Whilst the idea of getting your child a pet might fill you with idyllic thoughts of them being best buddies, with a cosy creature snuggled up at the foot of their bed, there are a number of factors to consider before you offer that new furry friend a furever home.
Benefits Of Children Having Pets
According to Statista’s 2017/18 findings, approximately 45% of UK households have a pet, the leading candidates being dogs and cats (26% and 18% respectively). That’s a lot of children with pets! So what impact can a pet have on a child?
A child can get a sense of responsibility, discipline and routine by having a pet in the home due to daily feeding, walking and cleaning schedules. But did you know that family pets can also help a child with emotional support, relieving stress, self-esteem and emotional intelligence.
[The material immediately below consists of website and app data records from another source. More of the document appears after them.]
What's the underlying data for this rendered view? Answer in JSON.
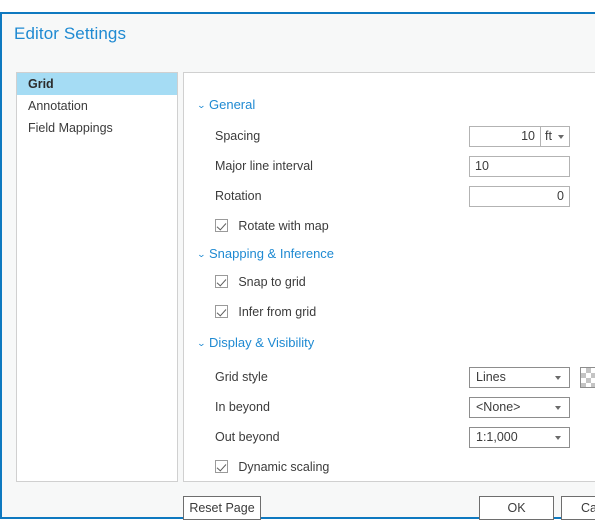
{
  "window": {
    "title": "Editor Settings",
    "accent_color": "#1f8ad2",
    "border_color": "#0e79c0"
  },
  "sidebar": {
    "items": [
      {
        "label": "Grid",
        "selected": true
      },
      {
        "label": "Annotation",
        "selected": false
      },
      {
        "label": "Field Mappings",
        "selected": false
      }
    ],
    "selected_highlight": "#a5dcf4"
  },
  "sections": {
    "general": {
      "title": "General",
      "chevron": "⌄",
      "spacing": {
        "label": "Spacing",
        "value": "10",
        "unit": "ft",
        "unit_caret": "caret-down-icon"
      },
      "major_line_interval": {
        "label": "Major line interval",
        "value": "10"
      },
      "rotation": {
        "label": "Rotation",
        "value": "0"
      },
      "rotate_with_map": {
        "label": "Rotate with map",
        "checked": true
      }
    },
    "snapping": {
      "title": "Snapping & Inference",
      "chevron": "⌄",
      "snap_to_grid": {
        "label": "Snap to grid",
        "checked": true
      },
      "infer_from_grid": {
        "label": "Infer from grid",
        "checked": true
      }
    },
    "display": {
      "title": "Display & Visibility",
      "chevron": "⌄",
      "grid_style": {
        "label": "Grid style",
        "value": "Lines",
        "swatch": "transparent-checker-swatch"
      },
      "in_beyond": {
        "label": "In beyond",
        "value": "<None>"
      },
      "out_beyond": {
        "label": "Out beyond",
        "value": "1:1,000"
      },
      "dynamic_scaling": {
        "label": "Dynamic scaling",
        "checked": true
      }
    }
  },
  "footer": {
    "reset_page": "Reset Page",
    "ok": "OK",
    "cancel": "Cancel"
  }
}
By getting your child a pet, strong bonds can be formed and can encourage socialising, and even a more active lifestyle which can help improve motor skills!
Will Your Lifestyle Allow For A Pet?
Will your home allow for the introduction of a pet, for example rented properties may not allow larger pets such as dogs, but check to see if a smaller animal, such as a hamster or fish, is ok. Even home owners struggle to find space for certain pets, for example the size and security of a garden can cause issues.
Do you work long hours, and is your child busy with homework and after-school activities? Some people are aware that getting a dog wouldn’t suit their busy lives, but be aware that smaller animals such as rabbits and guinea pigs also need one-to-one time every day. Always research the amount of time your preferred pet will take up if you’re thinking of getting your child a pet. It’s probably a lot more than you realise!
Is Your Child Ready For A Pet?
Consider age appropriate pets for the safety or your child, and the pet.
- Toddler; Start small. A fish, or perhaps a worm farm? Something that can be kept away from the child’s direct access, but will fascinate them to watch it.
- Pre-Schoolers; Small furries are great for this age. If your child’s able to sit quietly and gently stroke a guinea pig or rabbit, offering some tasty treats, small furries can help teach compassion and respect for others.
- Ages 5+; You may be ready to consider a family dog at this age if your circumstances will allow.
No Child Should Be 100% Responsible For Any Pet
Remember, any pet brought into the family home is a ‘family pet‘, not the direct responsibility of the child – no matter how much they plead and promise to feed / clean / walk it every day. Even if your child is responsible, able to get ready for school and complete tasks without prompting, no pet should be bought with the intention of being a child’s sole responsibility.
Pre-empt the fact that they may lose interest, so please only consider getting your child a pet if you’re willing to be it’s primary carer.